POMEROY — Going through the Pomeroy area, a lighted cross has long been visible on the hill above the village.
Following upgrades, the cross was to be illuminated once again on Thursday evening following a series of upgrades.
Rev. Ralph Kuether, who was the pastor of what is now Trinity Church in the late 1930s, had a dream to place a cross on a hill which “would be a witness to the Christian faith of a community.”
The cross was originally placed in 1940 as a wooden structure by Trinity Church, and updated to the steel structure in 1950. The original wooden cross was constructed in the basement of the parsonage of the church and was placed just before Christmas in 1940. The steel cross was built by the late Charles Neuman in Syracuse, standing at 36 feet tall and 14 feet wide.

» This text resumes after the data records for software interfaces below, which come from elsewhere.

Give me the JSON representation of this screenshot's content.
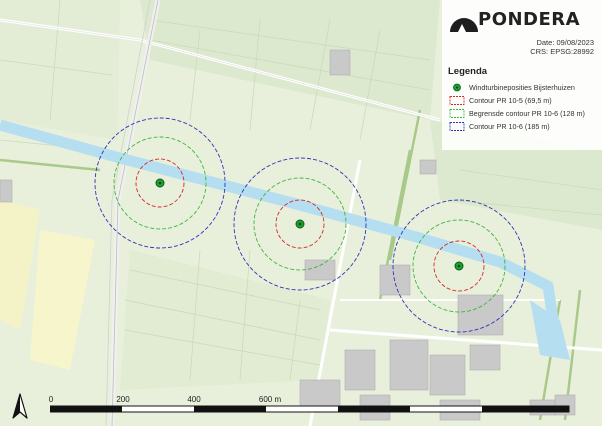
{
  "brand": {
    "name": "PONDERA"
  },
  "meta": {
    "date": "Date: 09/08/2023",
    "crs": "CRS: EPSG:28992"
  },
  "legend": {
    "title": "Legenda",
    "items": [
      {
        "label": "Windturbineposities Bijsterhuizen",
        "color": "#1aa330",
        "kind": "point"
      },
      {
        "label": "Contour PR 10-5 (69,5 m)",
        "color": "#d42a2a",
        "kind": "dashed"
      },
      {
        "label": "Begrensde contour PR 10-6 (128 m)",
        "color": "#3bb83b",
        "kind": "dashed"
      },
      {
        "label": "Contour PR 10-6 (185 m)",
        "color": "#3232b8",
        "kind": "dashed"
      }
    ]
  },
  "scalebar": {
    "labels": [
      "0",
      "200",
      "400",
      "600 m"
    ]
  },
  "colors": {
    "water": "#b5def0",
    "land": "#e8f0dc",
    "field": "#d8e8c8",
    "building": "#c8c8c8",
    "road": "#ffffff"
  }
}
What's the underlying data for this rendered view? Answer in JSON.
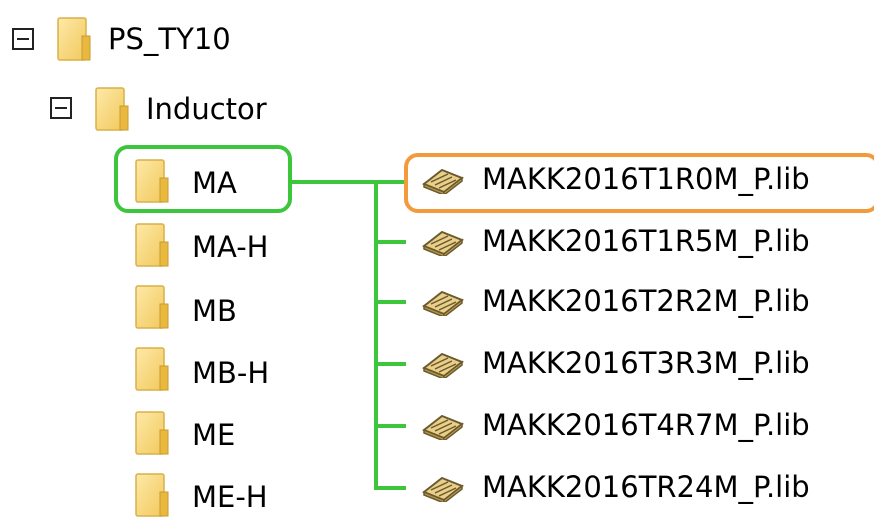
{
  "tree": {
    "root": {
      "label": "PS_TY10",
      "expanded": true,
      "icon": "folder-icon"
    },
    "child": {
      "label": "Inductor",
      "expanded": true,
      "icon": "folder-icon"
    },
    "subfolders": [
      {
        "label": "MA"
      },
      {
        "label": "MA-H"
      },
      {
        "label": "MB"
      },
      {
        "label": "MB-H"
      },
      {
        "label": "ME"
      },
      {
        "label": "ME-H"
      }
    ]
  },
  "files": [
    {
      "label": "MAKK2016T1R0M_P.lib"
    },
    {
      "label": "MAKK2016T1R5M_P.lib"
    },
    {
      "label": "MAKK2016T2R2M_P.lib"
    },
    {
      "label": "MAKK2016T3R3M_P.lib"
    },
    {
      "label": "MAKK2016T4R7M_P.lib"
    },
    {
      "label": "MAKK2016TR24M_P.lib"
    }
  ],
  "colors": {
    "highlight_folder": "#3cc63c",
    "highlight_file": "#f39a3d",
    "folder_fill": "#f7d77c",
    "folder_edge": "#d8b24a"
  }
}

In summer of 1980 the cross was taken from the original site (the property was sold and a new structure being built too close to the cross site), refurbished and the electrical work and lighting changed, and placed in its current location.
The cross continues to be maintained by Trinity Church, with the help of the village.

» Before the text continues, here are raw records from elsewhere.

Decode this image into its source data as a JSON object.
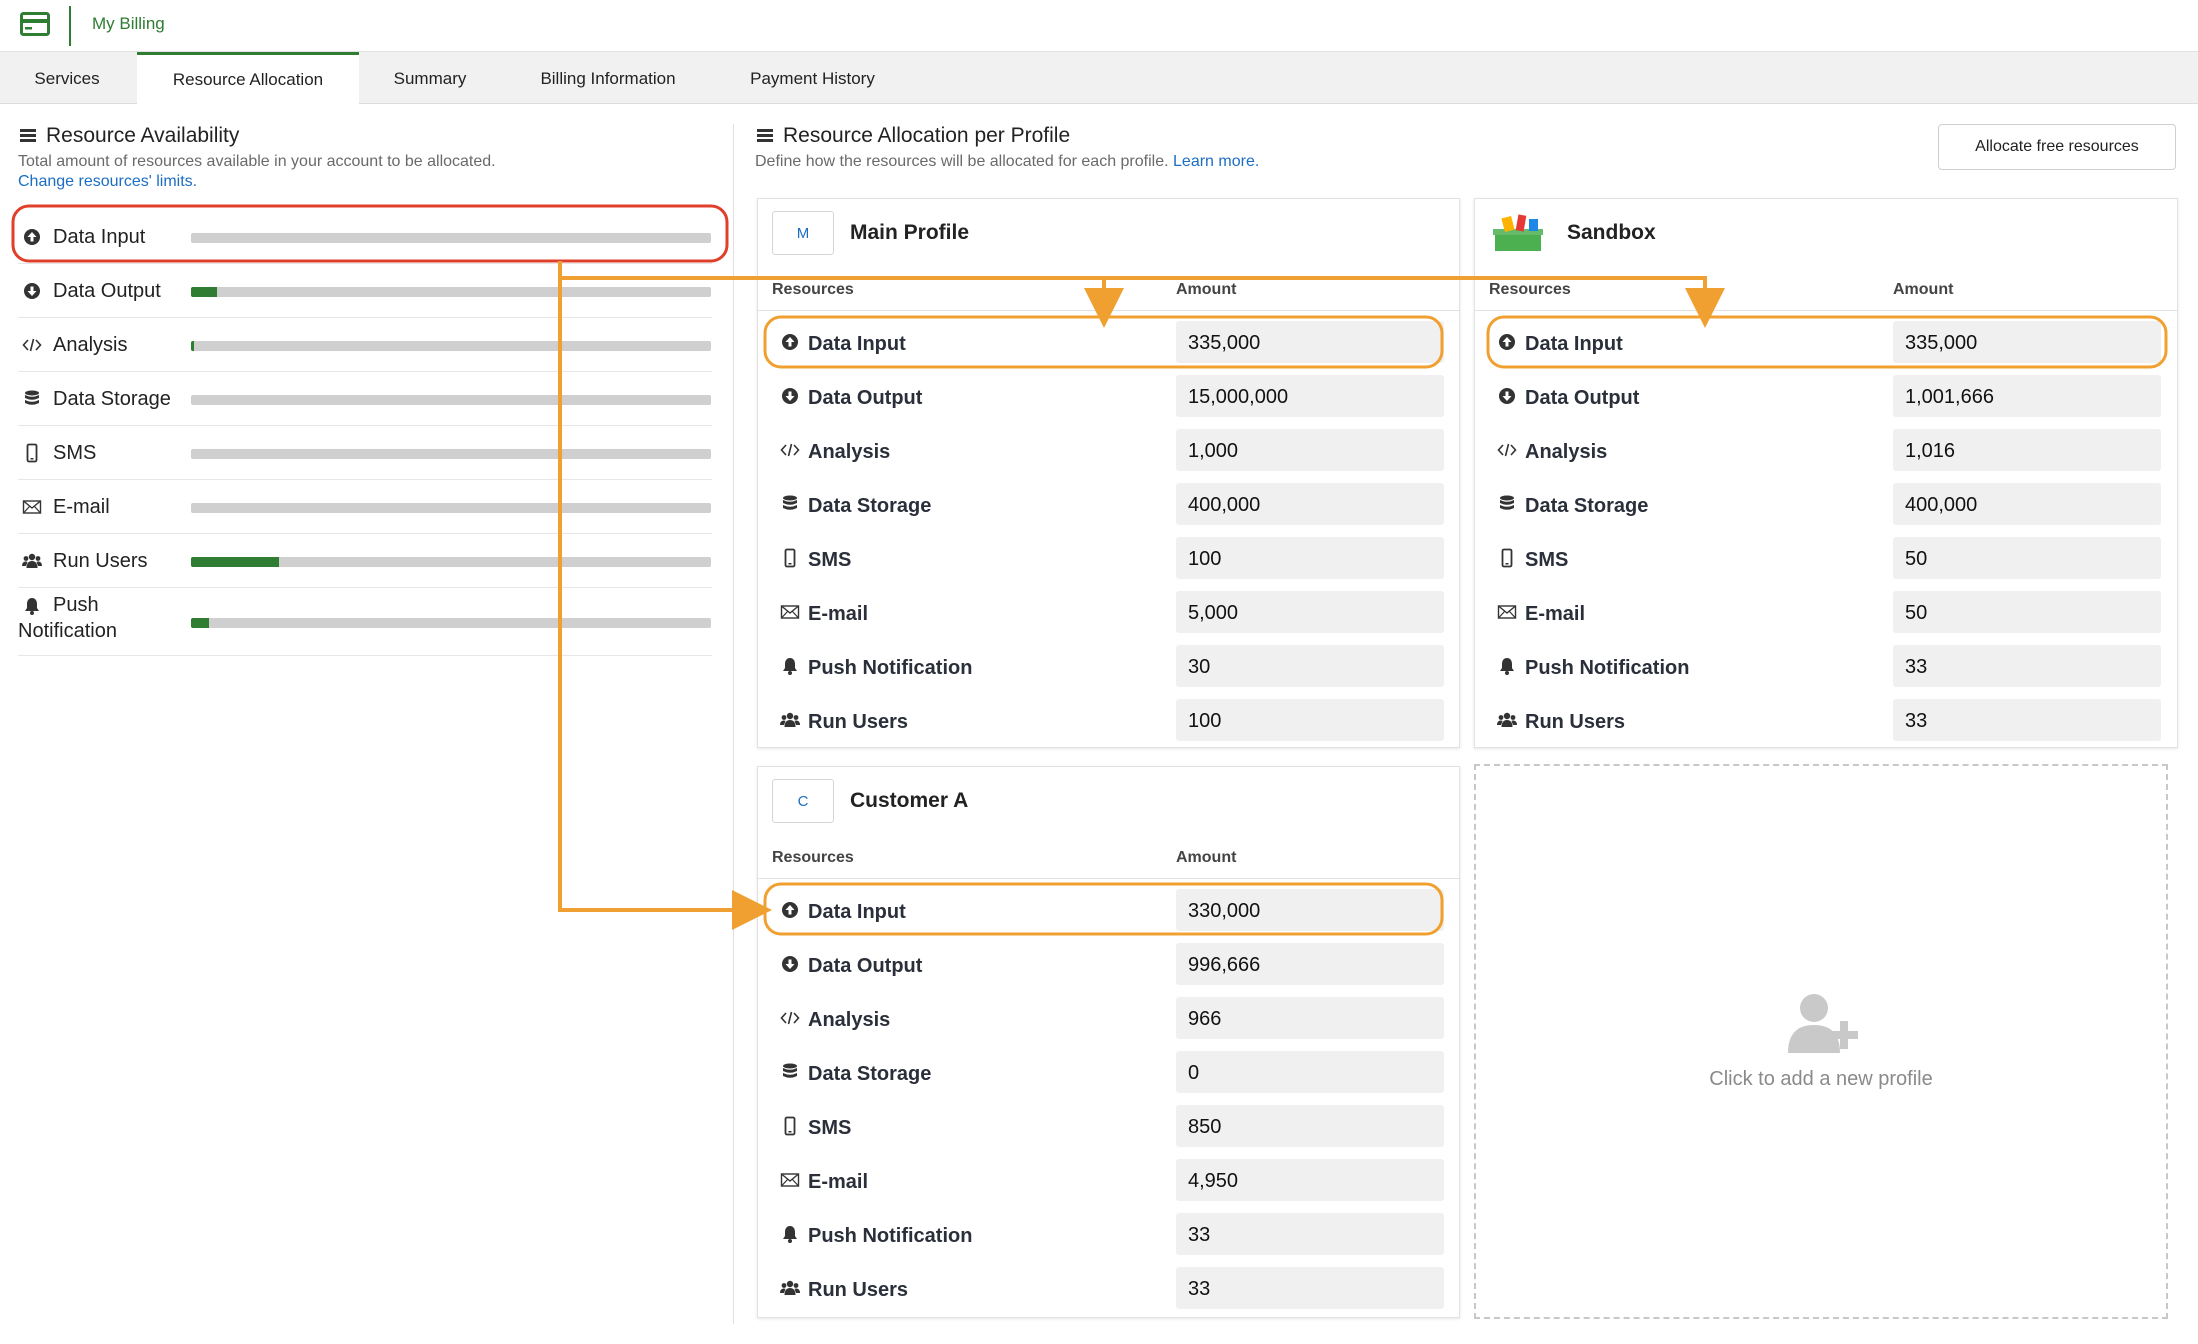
{
  "app": {
    "title": "My Billing",
    "icon": "credit-card-icon",
    "accent": "#2e7d32"
  },
  "tabs": [
    {
      "label": "Services",
      "active": false
    },
    {
      "label": "Resource Allocation",
      "active": true
    },
    {
      "label": "Summary",
      "active": false
    },
    {
      "label": "Billing Information",
      "active": false
    },
    {
      "label": "Payment History",
      "active": false
    }
  ],
  "availability": {
    "title": "Resource Availability",
    "description": "Total amount of resources available in your account to be allocated.",
    "link": "Change resources' limits.",
    "items": [
      {
        "label": "Data Input",
        "icon": "upload-circle-icon",
        "fill": 0.0
      },
      {
        "label": "Data Output",
        "icon": "download-circle-icon",
        "fill": 0.05
      },
      {
        "label": "Analysis",
        "icon": "code-icon",
        "fill": 0.005
      },
      {
        "label": "Data Storage",
        "icon": "database-icon",
        "fill": 0.0
      },
      {
        "label": "SMS",
        "icon": "mobile-icon",
        "fill": 0.0
      },
      {
        "label": "E-mail",
        "icon": "envelope-icon",
        "fill": 0.0
      },
      {
        "label": "Run Users",
        "icon": "users-icon",
        "fill": 0.17
      },
      {
        "label": "Push\nNotification",
        "icon": "bell-icon",
        "fill": 0.035
      }
    ]
  },
  "allocation": {
    "title": "Resource Allocation per Profile",
    "description": "Define how the resources will be allocated for each profile.",
    "link": "Learn more.",
    "allocate_button": "Allocate free resources",
    "col_resources": "Resources",
    "col_amount": "Amount",
    "profiles": [
      {
        "name": "Main Profile",
        "avatar": "M",
        "rows": [
          {
            "label": "Data Input",
            "icon": "upload-circle-icon",
            "amount": "335,000"
          },
          {
            "label": "Data Output",
            "icon": "download-circle-icon",
            "amount": "15,000,000"
          },
          {
            "label": "Analysis",
            "icon": "code-icon",
            "amount": "1,000"
          },
          {
            "label": "Data Storage",
            "icon": "database-icon",
            "amount": "400,000"
          },
          {
            "label": "SMS",
            "icon": "mobile-icon",
            "amount": "100"
          },
          {
            "label": "E-mail",
            "icon": "envelope-icon",
            "amount": "5,000"
          },
          {
            "label": "Push Notification",
            "icon": "bell-icon",
            "amount": "30"
          },
          {
            "label": "Run Users",
            "icon": "users-icon",
            "amount": "100"
          }
        ]
      },
      {
        "name": "Sandbox",
        "avatar": "",
        "rows": [
          {
            "label": "Data Input",
            "icon": "upload-circle-icon",
            "amount": "335,000"
          },
          {
            "label": "Data Output",
            "icon": "download-circle-icon",
            "amount": "1,001,666"
          },
          {
            "label": "Analysis",
            "icon": "code-icon",
            "amount": "1,016"
          },
          {
            "label": "Data Storage",
            "icon": "database-icon",
            "amount": "400,000"
          },
          {
            "label": "SMS",
            "icon": "mobile-icon",
            "amount": "50"
          },
          {
            "label": "E-mail",
            "icon": "envelope-icon",
            "amount": "50"
          },
          {
            "label": "Push Notification",
            "icon": "bell-icon",
            "amount": "33"
          },
          {
            "label": "Run Users",
            "icon": "users-icon",
            "amount": "33"
          }
        ]
      },
      {
        "name": "Customer A",
        "avatar": "C",
        "rows": [
          {
            "label": "Data Input",
            "icon": "upload-circle-icon",
            "amount": "330,000"
          },
          {
            "label": "Data Output",
            "icon": "download-circle-icon",
            "amount": "996,666"
          },
          {
            "label": "Analysis",
            "icon": "code-icon",
            "amount": "966"
          },
          {
            "label": "Data Storage",
            "icon": "database-icon",
            "amount": "0"
          },
          {
            "label": "SMS",
            "icon": "mobile-icon",
            "amount": "850"
          },
          {
            "label": "E-mail",
            "icon": "envelope-icon",
            "amount": "4,950"
          },
          {
            "label": "Push Notification",
            "icon": "bell-icon",
            "amount": "33"
          },
          {
            "label": "Run Users",
            "icon": "users-icon",
            "amount": "33"
          }
        ]
      }
    ],
    "add_profile": "Click to add a new profile"
  },
  "annotation_colors": {
    "highlight_red": "#e0402a",
    "highlight_orange": "#f0a030"
  }
}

John Musser, of Trinity Church, said on Thursday that the work had been taking place to update the junction boxes, sockets and the bulbs, which are now LED bulbs.
Musser said that money from the estate of Jimmy Weber was donated to the church several years ago, with the interest on the money to be used to maintain the cross while keeping the principal amount in tact.
Brian Grindstaff, with the assistance of Marty Rayburn, has been completing the work.
The work was expected to conclude on Thursday, allowing to the cross to be illuminated around dark on Thursday evening. The cross is on a timer which allows it to be turned on at the same time each evening.
One additional item to be completed in the future will be the removal of a tree which is located near the cross, making the cross easier to view.
Information on the history of the cross from an April 19, 1987, article in the Sunday Times-Sentinel by Charlene Hoeflich. Photos for the article courtesy of Audrey Howard, who lives on Riverview Drive near the cross.
Sarah Hawley is the managing editor of The Daily Sentinel.